Stroke is a leading global cause of death or disability. Each year, approximately 7,500 Irish people have a stroke and around 2,000 of these people die.
A recent study from the National University of Ireland found that one in 11 stroke survivors experienced a period of anger or upset in the hour leading up to it.
One in 20 patients had engaged in heavy physical exertion.
The suspected triggers have been identified as part of the global INTERSTROKE study—the largest research project of its kind.
In the study, the team analyzed 13,462 cases of acute stroke, involving patients with a range of ethnic backgrounds in 32 countries. The average age of patients in the study was 62.
The research analyzed patterns in patients who suffered an ischemic stroke—the most common type of stroke, which occurs when a blood clot blocks or narrows an artery leading to the brain, and also intracerebral hemorrhage—which is less common and involves bleeding within the brain tissue itself.
The team found that anger or emotional upset was linked to an approximately 30% increase in the risk of stroke one hour after an episode—with a greater increase if the patient did not have a history of depression.
They also found that heavy physical exertion was linked to an approximately 60% increase in risk is of intracerebral hemorrhage during one hour after the episode of heavy exertion.
There was a greater increase for women and less risk for those with a normal BMI. The study also concluded that there was no increase in exposure to both triggers of anger and heavy physical exertion.
The team says the message is for people to practice mental and physical wellness at all ages.
But it is also important for some people to avoid heavy physical exertion, particularly if they are at high risk of cardiovascular, while also adopting a healthy lifestyle of regular exercise.
If you care about stroke, please read studies about doing this after stroke is critical for long-term survival and this cholesterol in body can predict stroke, heart attack effectively.
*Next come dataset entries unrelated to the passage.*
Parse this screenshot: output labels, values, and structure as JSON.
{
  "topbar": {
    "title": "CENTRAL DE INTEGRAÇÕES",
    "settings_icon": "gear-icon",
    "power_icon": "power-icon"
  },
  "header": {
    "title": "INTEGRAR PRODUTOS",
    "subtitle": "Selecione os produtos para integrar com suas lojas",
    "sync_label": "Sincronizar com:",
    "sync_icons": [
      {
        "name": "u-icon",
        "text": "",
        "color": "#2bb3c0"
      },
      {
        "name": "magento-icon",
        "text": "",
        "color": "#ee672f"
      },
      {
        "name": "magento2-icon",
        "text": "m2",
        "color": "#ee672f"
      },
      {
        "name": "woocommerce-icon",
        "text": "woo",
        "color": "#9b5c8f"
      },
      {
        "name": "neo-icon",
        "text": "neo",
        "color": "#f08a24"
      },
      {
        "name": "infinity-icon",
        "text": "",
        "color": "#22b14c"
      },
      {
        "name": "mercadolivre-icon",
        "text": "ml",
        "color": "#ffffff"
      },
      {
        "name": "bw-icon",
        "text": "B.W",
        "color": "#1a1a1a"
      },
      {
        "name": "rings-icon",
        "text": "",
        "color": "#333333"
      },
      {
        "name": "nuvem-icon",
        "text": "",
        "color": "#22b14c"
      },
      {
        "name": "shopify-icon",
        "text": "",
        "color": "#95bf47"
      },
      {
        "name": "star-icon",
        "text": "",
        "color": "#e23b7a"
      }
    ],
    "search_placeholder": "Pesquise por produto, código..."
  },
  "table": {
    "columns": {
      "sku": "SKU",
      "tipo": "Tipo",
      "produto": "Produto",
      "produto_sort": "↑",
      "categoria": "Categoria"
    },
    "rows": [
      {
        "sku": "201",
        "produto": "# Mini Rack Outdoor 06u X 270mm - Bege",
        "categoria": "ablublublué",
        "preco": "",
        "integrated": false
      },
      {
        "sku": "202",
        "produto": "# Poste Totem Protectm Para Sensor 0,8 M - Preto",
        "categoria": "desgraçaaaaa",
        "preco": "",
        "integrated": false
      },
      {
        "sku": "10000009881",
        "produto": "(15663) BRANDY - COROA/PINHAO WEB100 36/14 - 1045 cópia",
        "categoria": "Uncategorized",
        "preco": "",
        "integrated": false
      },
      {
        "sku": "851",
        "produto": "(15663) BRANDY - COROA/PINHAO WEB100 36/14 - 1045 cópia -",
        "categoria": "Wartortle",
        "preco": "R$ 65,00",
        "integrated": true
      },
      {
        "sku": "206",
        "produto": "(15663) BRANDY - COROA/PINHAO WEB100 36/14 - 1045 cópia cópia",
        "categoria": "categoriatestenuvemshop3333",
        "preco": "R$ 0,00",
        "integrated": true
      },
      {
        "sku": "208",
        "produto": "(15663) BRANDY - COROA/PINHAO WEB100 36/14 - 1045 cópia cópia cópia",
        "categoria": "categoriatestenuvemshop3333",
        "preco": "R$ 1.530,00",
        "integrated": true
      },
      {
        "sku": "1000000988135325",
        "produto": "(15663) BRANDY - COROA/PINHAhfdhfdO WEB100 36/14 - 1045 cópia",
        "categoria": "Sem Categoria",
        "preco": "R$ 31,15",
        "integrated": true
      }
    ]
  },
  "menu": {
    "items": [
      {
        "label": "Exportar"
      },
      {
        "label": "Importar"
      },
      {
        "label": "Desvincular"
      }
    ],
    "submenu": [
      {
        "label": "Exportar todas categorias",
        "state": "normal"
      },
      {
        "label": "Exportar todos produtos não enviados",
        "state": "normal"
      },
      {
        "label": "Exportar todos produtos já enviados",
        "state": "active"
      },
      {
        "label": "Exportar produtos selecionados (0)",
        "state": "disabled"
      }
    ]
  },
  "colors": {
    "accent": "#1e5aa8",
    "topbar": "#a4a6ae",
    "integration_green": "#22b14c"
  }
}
For more information about stroke, please see recent studies about how Mediterranean diet could protect your brain health, and MIND diet could slow down cognitive decline after stroke.
The study was published in the European Heart Journal and conducted by Professor Andrew Smyth et al.
Copyright © 2022 Knowridge Science Report. All rights reserved.